## [App and web page records]
--

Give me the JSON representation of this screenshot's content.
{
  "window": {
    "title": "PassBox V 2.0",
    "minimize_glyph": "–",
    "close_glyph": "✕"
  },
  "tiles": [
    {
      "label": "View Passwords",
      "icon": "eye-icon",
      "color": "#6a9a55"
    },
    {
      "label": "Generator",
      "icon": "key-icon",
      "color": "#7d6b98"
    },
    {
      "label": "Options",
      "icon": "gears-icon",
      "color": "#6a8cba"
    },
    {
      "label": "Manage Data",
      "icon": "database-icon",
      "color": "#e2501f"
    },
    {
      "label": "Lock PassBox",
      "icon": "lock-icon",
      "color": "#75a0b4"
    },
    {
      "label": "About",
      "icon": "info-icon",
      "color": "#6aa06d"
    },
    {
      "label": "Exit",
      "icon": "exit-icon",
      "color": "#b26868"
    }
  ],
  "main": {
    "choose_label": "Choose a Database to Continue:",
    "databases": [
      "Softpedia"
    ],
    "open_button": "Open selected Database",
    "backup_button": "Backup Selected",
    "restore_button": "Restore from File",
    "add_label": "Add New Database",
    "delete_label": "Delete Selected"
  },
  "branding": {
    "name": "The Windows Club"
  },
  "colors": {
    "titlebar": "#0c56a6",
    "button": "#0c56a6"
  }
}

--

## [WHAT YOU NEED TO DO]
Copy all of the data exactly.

## [TASK RESPONSE]
Give me the JSON representation of this screenshot's content.
{
  "window": {
    "title": "PassBox V 2.0",
    "minimize_glyph": "–",
    "close_glyph": "✕"
  },
  "tiles": [
    {
      "label": "View Passwords",
      "icon": "eye-icon",
      "color": "#6a9a55"
    },
    {
      "label": "Generator",
      "icon": "key-icon",
      "color": "#7d6b98"
    },
    {
      "label": "Options",
      "icon": "gears-icon",
      "color": "#6a8cba"
    },
    {
      "label": "Manage Data",
      "icon": "database-icon",
      "color": "#e2501f"
    },
    {
      "label": "Lock PassBox",
      "icon": "lock-icon",
      "color": "#75a0b4"
    },
    {
      "label": "About",
      "icon": "info-icon",
      "color": "#6aa06d"
    },
    {
      "label": "Exit",
      "icon": "exit-icon",
      "color": "#b26868"
    }
  ],
  "main": {
    "choose_label": "Choose a Database to Continue:",
    "databases": [
      "Softpedia"
    ],
    "open_button": "Open selected Database",
    "backup_button": "Backup Selected",
    "restore_button": "Restore from File",
    "add_label": "Add New Database",
    "delete_label": "Delete Selected"
  },
  "branding": {
    "name": "The Windows Club"
  },
  "colors": {
    "titlebar": "#0c56a6",
    "button": "#0c56a6"
  }
}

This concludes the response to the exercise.